Records for the exercise Block Start

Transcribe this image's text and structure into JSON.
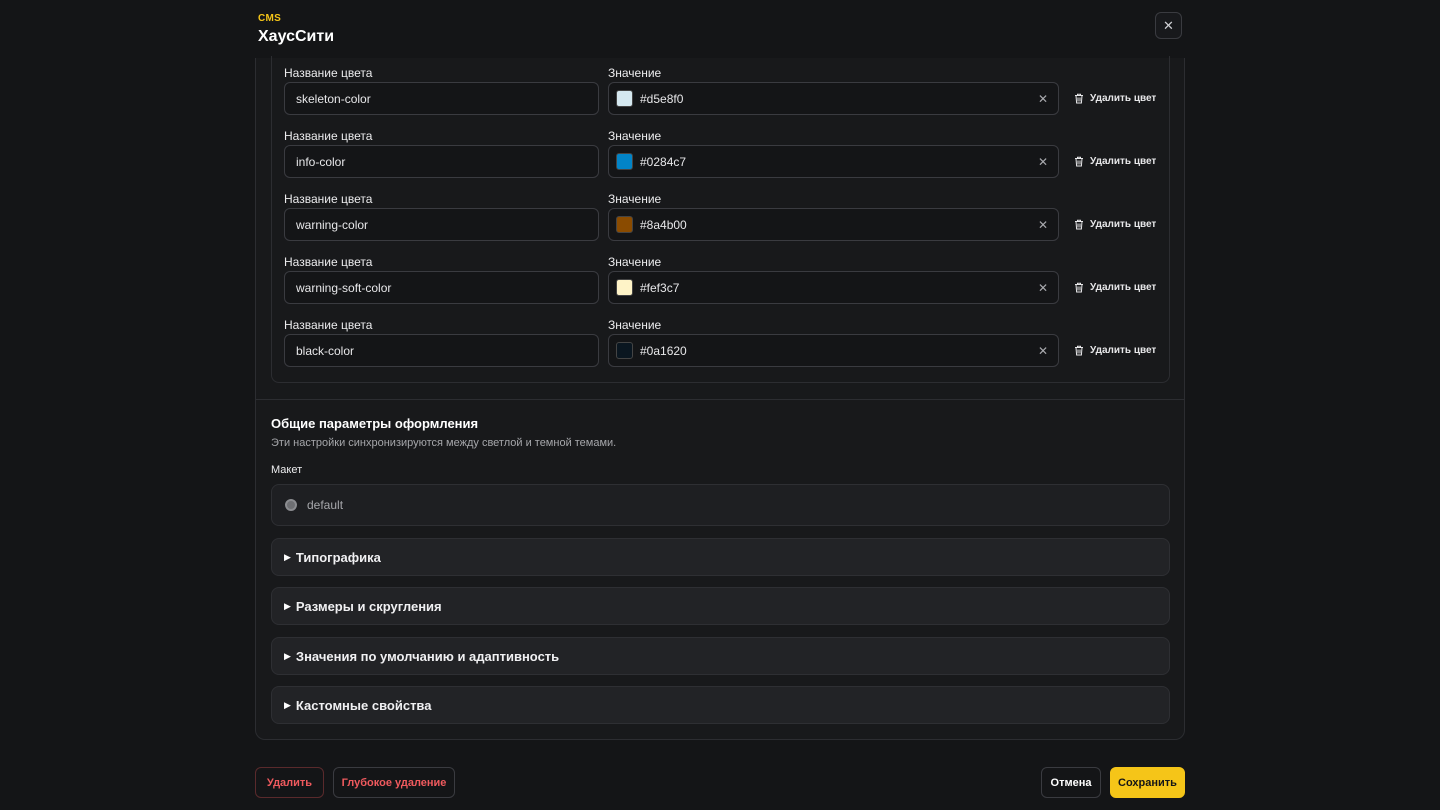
{
  "header": {
    "kicker": "CMS",
    "title": "ХаусСити",
    "close_icon": "close-icon"
  },
  "colors": {
    "name_label": "Название цвета",
    "value_label": "Значение",
    "delete_label": "Удалить цвет",
    "rows": [
      {
        "name": "skeleton-color",
        "value": "#d5e8f0",
        "swatch": "#d5e8f0"
      },
      {
        "name": "info-color",
        "value": "#0284c7",
        "swatch": "#0284c7"
      },
      {
        "name": "warning-color",
        "value": "#8a4b00",
        "swatch": "#8a4b00"
      },
      {
        "name": "warning-soft-color",
        "value": "#fef3c7",
        "swatch": "#fef3c7"
      },
      {
        "name": "black-color",
        "value": "#0a1620",
        "swatch": "#0a1620"
      }
    ]
  },
  "general": {
    "title": "Общие параметры оформления",
    "description": "Эти настройки синхронизируются между светлой и темной темами.",
    "layout_label": "Макет",
    "layout_option": "default",
    "sections": [
      {
        "label": "Типографика"
      },
      {
        "label": "Размеры и скругления"
      },
      {
        "label": "Значения по умолчанию и адаптивность"
      },
      {
        "label": "Кастомные свойства"
      }
    ]
  },
  "footer": {
    "delete_label": "Удалить",
    "deep_delete_label": "Глубокое удаление",
    "cancel_label": "Отмена",
    "save_label": "Сохранить"
  },
  "theme": {
    "accent": "#f5c518",
    "danger": "#f05a5e",
    "background": "#141517"
  }
}
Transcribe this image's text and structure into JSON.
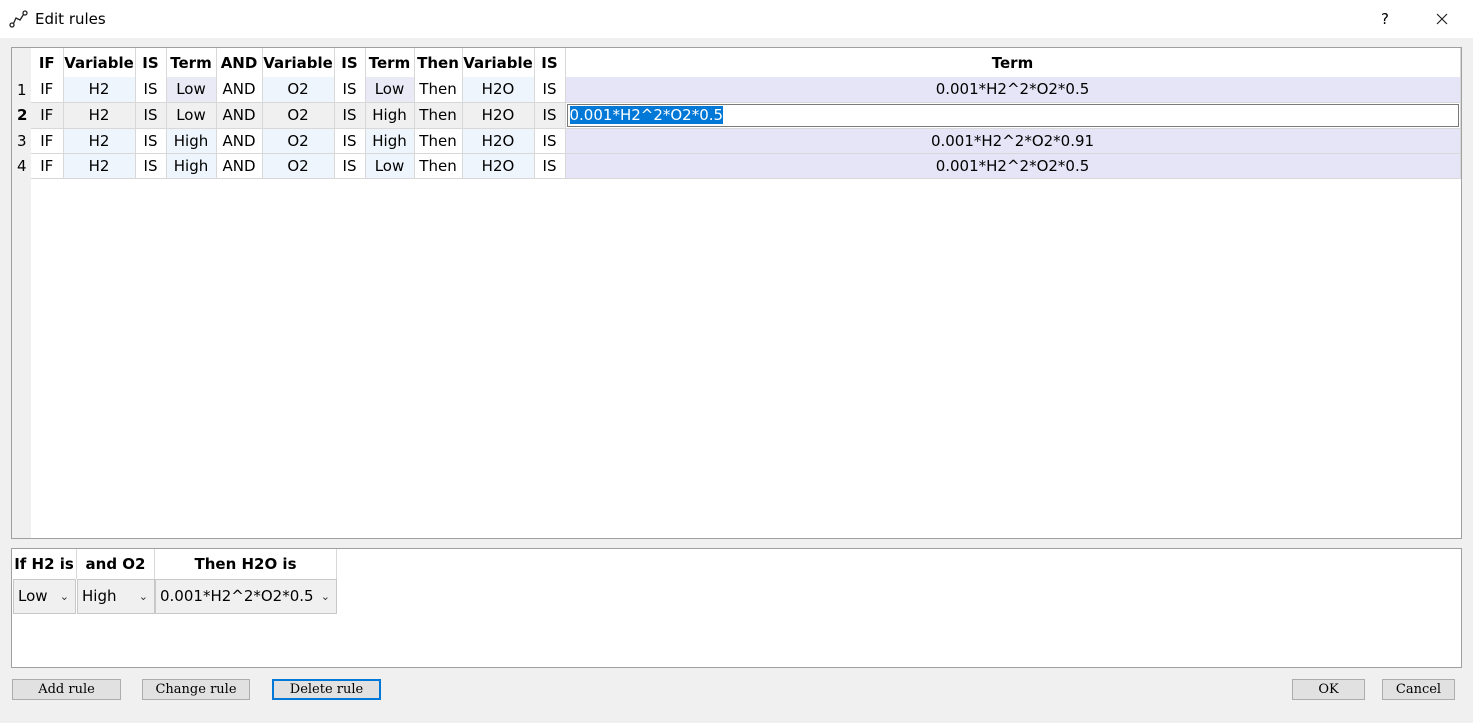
{
  "window": {
    "title": "Edit rules",
    "help_glyph": "?",
    "icon": "graph-icon",
    "close_icon": "close-icon"
  },
  "rules_table": {
    "headers": [
      "IF",
      "Variable",
      "IS",
      "Term",
      "AND",
      "Variable",
      "IS",
      "Term",
      "Then",
      "Variable",
      "IS",
      "Term"
    ],
    "rows": [
      {
        "num": "1",
        "cells": [
          "IF",
          "H2",
          "IS",
          "Low",
          "AND",
          "O2",
          "IS",
          "Low",
          "Then",
          "H2O",
          "IS",
          "0.001*H2^2*O2*0.5"
        ]
      },
      {
        "num": "2",
        "cells": [
          "IF",
          "H2",
          "IS",
          "Low",
          "AND",
          "O2",
          "IS",
          "High",
          "Then",
          "H2O",
          "IS",
          "0.001*H2^2*O2*0.5"
        ]
      },
      {
        "num": "3",
        "cells": [
          "IF",
          "H2",
          "IS",
          "High",
          "AND",
          "O2",
          "IS",
          "High",
          "Then",
          "H2O",
          "IS",
          "0.001*H2^2*O2*0.91"
        ]
      },
      {
        "num": "4",
        "cells": [
          "IF",
          "H2",
          "IS",
          "High",
          "AND",
          "O2",
          "IS",
          "Low",
          "Then",
          "H2O",
          "IS",
          "0.001*H2^2*O2*0.5"
        ]
      }
    ],
    "selected_row": "2",
    "editing_value": "0.001*H2^2*O2*0.5"
  },
  "rule_editor": {
    "h2_label": "If H2 is",
    "o2_label": "and O2 is",
    "h2o_label": "Then H2O is",
    "h2_value": "Low",
    "o2_value": "High",
    "h2o_value": "0.001*H2^2*O2*0.5",
    "dropdown_icon": "chevron-down-icon"
  },
  "buttons": {
    "add": "Add rule",
    "change": "Change rule",
    "delete": "Delete rule",
    "ok": "OK",
    "cancel": "Cancel"
  },
  "colors": {
    "selection": "#0078d7",
    "variable_cell": "#eef5fc",
    "term_cell": "#eaeaf6",
    "output_cell": "#e5e5f7"
  }
}
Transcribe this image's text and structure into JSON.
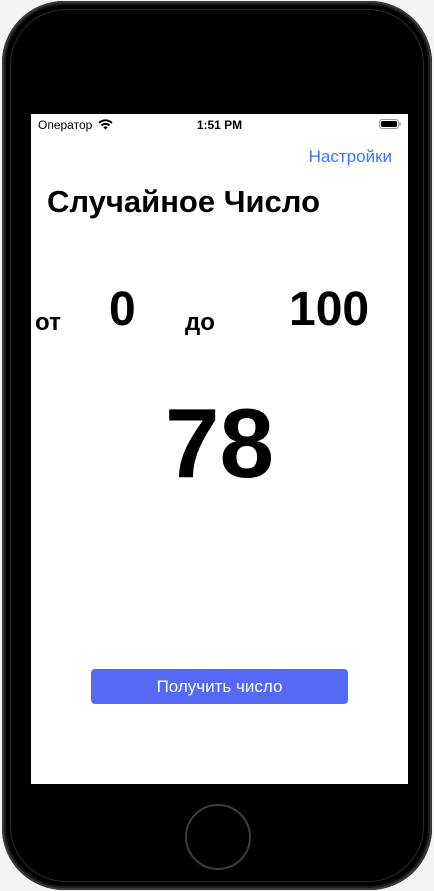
{
  "status_bar": {
    "carrier": "Оператор",
    "time": "1:51 PM",
    "wifi_icon": "wifi-icon",
    "battery_icon": "battery-icon"
  },
  "nav": {
    "settings_label": "Настройки"
  },
  "title": "Случайное Число",
  "range": {
    "from_label": "от",
    "min": "0",
    "to_label": "до",
    "max": "100"
  },
  "result": "78",
  "button": {
    "label": "Получить число"
  },
  "colors": {
    "accent_link": "#3478f6",
    "button_bg": "#5568f6",
    "button_text": "#ffffff",
    "background": "#ffffff",
    "text": "#000000"
  }
}
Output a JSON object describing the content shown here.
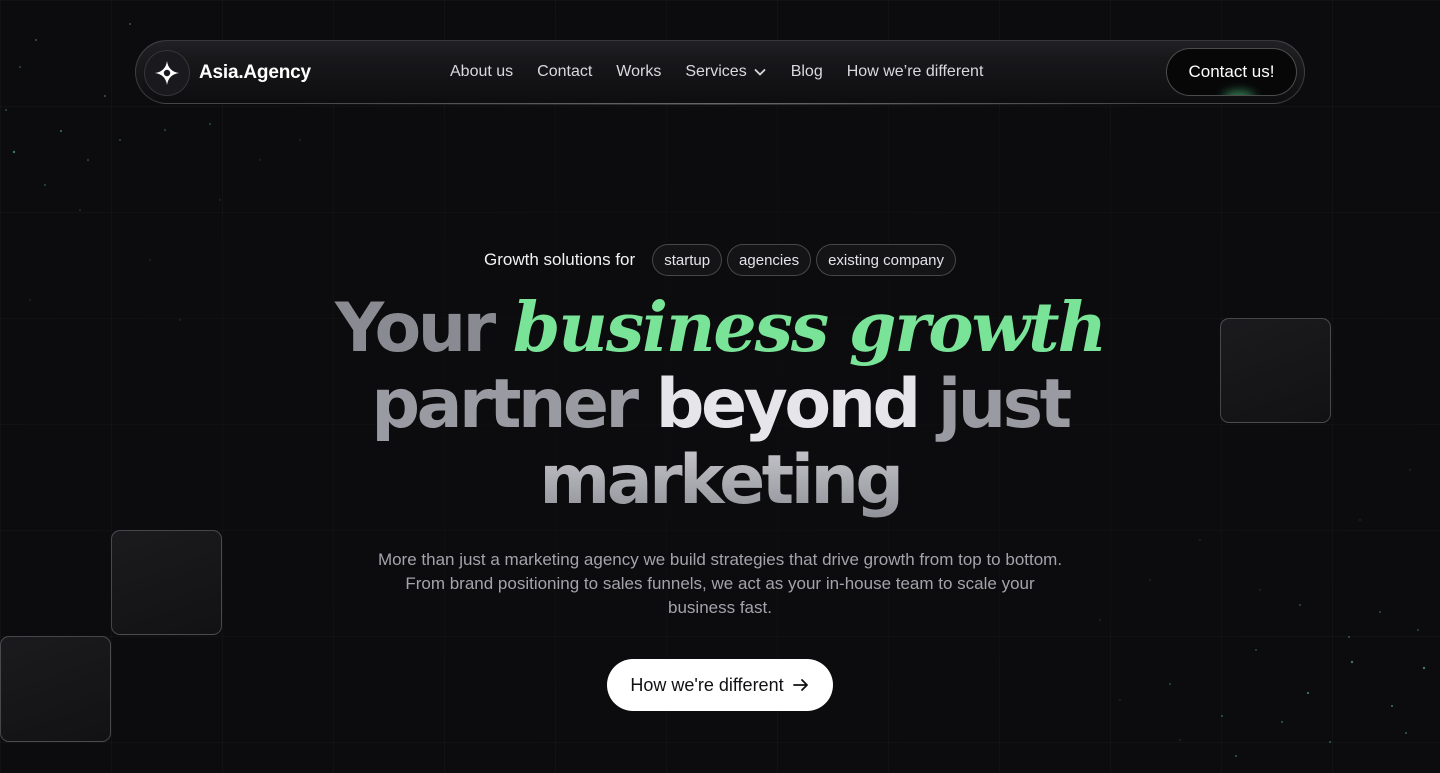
{
  "brand": {
    "name": "Asia.Agency",
    "logo_icon": "sparkle-star-icon"
  },
  "nav": {
    "items": [
      {
        "label": "About us"
      },
      {
        "label": "Contact"
      },
      {
        "label": "Works"
      },
      {
        "label": "Services",
        "icon": "chevron-down-icon"
      },
      {
        "label": "Blog"
      },
      {
        "label": "How we’re different"
      }
    ],
    "cta_label": "Contact us!"
  },
  "hero": {
    "tagline": "Growth solutions for",
    "pills": [
      "startup",
      "agencies",
      "existing company"
    ],
    "headline": {
      "w1": "Your",
      "accent": "business growth",
      "w2": "partner",
      "w3": "beyond",
      "w4": "just",
      "w5": "marketing"
    },
    "subtitle": "More than just a marketing agency we build strategies that drive growth from top to bottom. From brand positioning to sales funnels, we act as your in-house team to scale your business fast.",
    "cta_label": "How we're different",
    "cta_icon": "arrow-right-icon"
  },
  "colors": {
    "background": "#0c0c0e",
    "accent_green": "#79e398",
    "text_primary": "#e6e6ea",
    "text_muted": "#a3a3ab"
  }
}
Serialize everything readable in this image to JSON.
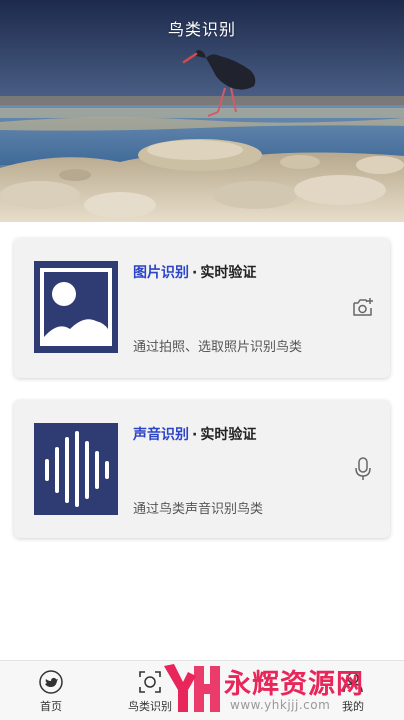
{
  "header": {
    "title": "鸟类识别"
  },
  "cards": {
    "image": {
      "title_accent": "图片识别",
      "title_separator": "·",
      "title_rest": "实时验证",
      "description": "通过拍照、选取照片识别鸟类",
      "action_icon": "camera-add-icon",
      "thumb_icon": "image-icon"
    },
    "sound": {
      "title_accent": "声音识别",
      "title_separator": "·",
      "title_rest": "实时验证",
      "description": "通过鸟类声音识别鸟类",
      "action_icon": "microphone-icon",
      "thumb_icon": "sound-wave-icon"
    }
  },
  "tabbar": {
    "items": [
      {
        "label": "首页",
        "icon": "twitter-bird-icon",
        "active": false
      },
      {
        "label": "鸟类识别",
        "icon": "scan-icon",
        "active": true
      },
      {
        "label": "我的",
        "icon": "profile-icon",
        "active": false
      }
    ]
  },
  "watermark": {
    "text": "永辉资源网",
    "url": "www.yhkjjj.com"
  },
  "colors": {
    "accent": "#2b44c8",
    "thumb_bg": "#2f3b73",
    "card_bg": "#f2f2f2",
    "watermark": "#e8265a"
  }
}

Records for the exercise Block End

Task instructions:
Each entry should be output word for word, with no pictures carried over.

Solution to this exercise:
Transcribe this image's text and structure into JSON.
{
  "header": {
    "kicker": "CMS",
    "title": "ХаусСити",
    "close_icon": "close-icon"
  },
  "colors": {
    "name_label": "Название цвета",
    "value_label": "Значение",
    "delete_label": "Удалить цвет",
    "rows": [
      {
        "name": "skeleton-color",
        "value": "#d5e8f0",
        "swatch": "#d5e8f0"
      },
      {
        "name": "info-color",
        "value": "#0284c7",
        "swatch": "#0284c7"
      },
      {
        "name": "warning-color",
        "value": "#8a4b00",
        "swatch": "#8a4b00"
      },
      {
        "name": "warning-soft-color",
        "value": "#fef3c7",
        "swatch": "#fef3c7"
      },
      {
        "name": "black-color",
        "value": "#0a1620",
        "swatch": "#0a1620"
      }
    ]
  },
  "general": {
    "title": "Общие параметры оформления",
    "description": "Эти настройки синхронизируются между светлой и темной темами.",
    "layout_label": "Макет",
    "layout_option": "default",
    "sections": [
      {
        "label": "Типографика"
      },
      {
        "label": "Размеры и скругления"
      },
      {
        "label": "Значения по умолчанию и адаптивность"
      },
      {
        "label": "Кастомные свойства"
      }
    ]
  },
  "footer": {
    "delete_label": "Удалить",
    "deep_delete_label": "Глубокое удаление",
    "cancel_label": "Отмена",
    "save_label": "Сохранить"
  },
  "theme": {
    "accent": "#f5c518",
    "danger": "#f05a5e",
    "background": "#141517"
  }
}
Transcribe this image's text and structure into JSON.
{
  "window": {
    "title": "Edit rules",
    "help_glyph": "?",
    "icon": "graph-icon",
    "close_icon": "close-icon"
  },
  "rules_table": {
    "headers": [
      "IF",
      "Variable",
      "IS",
      "Term",
      "AND",
      "Variable",
      "IS",
      "Term",
      "Then",
      "Variable",
      "IS",
      "Term"
    ],
    "rows": [
      {
        "num": "1",
        "cells": [
          "IF",
          "H2",
          "IS",
          "Low",
          "AND",
          "O2",
          "IS",
          "Low",
          "Then",
          "H2O",
          "IS",
          "0.001*H2^2*O2*0.5"
        ]
      },
      {
        "num": "2",
        "cells": [
          "IF",
          "H2",
          "IS",
          "Low",
          "AND",
          "O2",
          "IS",
          "High",
          "Then",
          "H2O",
          "IS",
          "0.001*H2^2*O2*0.5"
        ]
      },
      {
        "num": "3",
        "cells": [
          "IF",
          "H2",
          "IS",
          "High",
          "AND",
          "O2",
          "IS",
          "High",
          "Then",
          "H2O",
          "IS",
          "0.001*H2^2*O2*0.91"
        ]
      },
      {
        "num": "4",
        "cells": [
          "IF",
          "H2",
          "IS",
          "High",
          "AND",
          "O2",
          "IS",
          "Low",
          "Then",
          "H2O",
          "IS",
          "0.001*H2^2*O2*0.5"
        ]
      }
    ],
    "selected_row": "2",
    "editing_value": "0.001*H2^2*O2*0.5"
  },
  "rule_editor": {
    "h2_label": "If H2 is",
    "o2_label": "and O2 is",
    "h2o_label": "Then H2O is",
    "h2_value": "Low",
    "o2_value": "High",
    "h2o_value": "0.001*H2^2*O2*0.5",
    "dropdown_icon": "chevron-down-icon"
  },
  "buttons": {
    "add": "Add rule",
    "change": "Change rule",
    "delete": "Delete rule",
    "ok": "OK",
    "cancel": "Cancel"
  },
  "colors": {
    "selection": "#0078d7",
    "variable_cell": "#eef5fc",
    "term_cell": "#eaeaf6",
    "output_cell": "#e5e5f7"
  }
}
Transcribe this image's text and structure into JSON.
{
  "status_bar": {
    "carrier": "Оператор",
    "time": "1:51 PM",
    "wifi_icon": "wifi-icon",
    "battery_icon": "battery-icon"
  },
  "nav": {
    "settings_label": "Настройки"
  },
  "title": "Случайное Число",
  "range": {
    "from_label": "от",
    "min": "0",
    "to_label": "до",
    "max": "100"
  },
  "result": "78",
  "button": {
    "label": "Получить число"
  },
  "colors": {
    "accent_link": "#3478f6",
    "button_bg": "#5568f6",
    "button_text": "#ffffff",
    "background": "#ffffff",
    "text": "#000000"
  }
}
Output a JSON object describing the content shown here.
{
  "brand": {
    "name": "Asia.Agency",
    "logo_icon": "sparkle-star-icon"
  },
  "nav": {
    "items": [
      {
        "label": "About us"
      },
      {
        "label": "Contact"
      },
      {
        "label": "Works"
      },
      {
        "label": "Services",
        "icon": "chevron-down-icon"
      },
      {
        "label": "Blog"
      },
      {
        "label": "How we’re different"
      }
    ],
    "cta_label": "Contact us!"
  },
  "hero": {
    "tagline": "Growth solutions for",
    "pills": [
      "startup",
      "agencies",
      "existing company"
    ],
    "headline": {
      "w1": "Your",
      "accent": "business growth",
      "w2": "partner",
      "w3": "beyond",
      "w4": "just",
      "w5": "marketing"
    },
    "subtitle": "More than just a marketing agency we build strategies that drive growth from top to bottom. From brand positioning to sales funnels, we act as your in-house team to scale your business fast.",
    "cta_label": "How we're different",
    "cta_icon": "arrow-right-icon"
  },
  "colors": {
    "background": "#0c0c0e",
    "accent_green": "#79e398",
    "text_primary": "#e6e6ea",
    "text_muted": "#a3a3ab"
  }
}
Serialize everything readable in this image to JSON.
{
  "header": {
    "title": "鸟类识别"
  },
  "cards": {
    "image": {
      "title_accent": "图片识别",
      "title_separator": "·",
      "title_rest": "实时验证",
      "description": "通过拍照、选取照片识别鸟类",
      "action_icon": "camera-add-icon",
      "thumb_icon": "image-icon"
    },
    "sound": {
      "title_accent": "声音识别",
      "title_separator": "·",
      "title_rest": "实时验证",
      "description": "通过鸟类声音识别鸟类",
      "action_icon": "microphone-icon",
      "thumb_icon": "sound-wave-icon"
    }
  },
  "tabbar": {
    "items": [
      {
        "label": "首页",
        "icon": "twitter-bird-icon",
        "active": false
      },
      {
        "label": "鸟类识别",
        "icon": "scan-icon",
        "active": true
      },
      {
        "label": "我的",
        "icon": "profile-icon",
        "active": false
      }
    ]
  },
  "watermark": {
    "text": "永辉资源网",
    "url": "www.yhkjjj.com"
  },
  "colors": {
    "accent": "#2b44c8",
    "thumb_bg": "#2f3b73",
    "card_bg": "#f2f2f2",
    "watermark": "#e8265a"
  }
}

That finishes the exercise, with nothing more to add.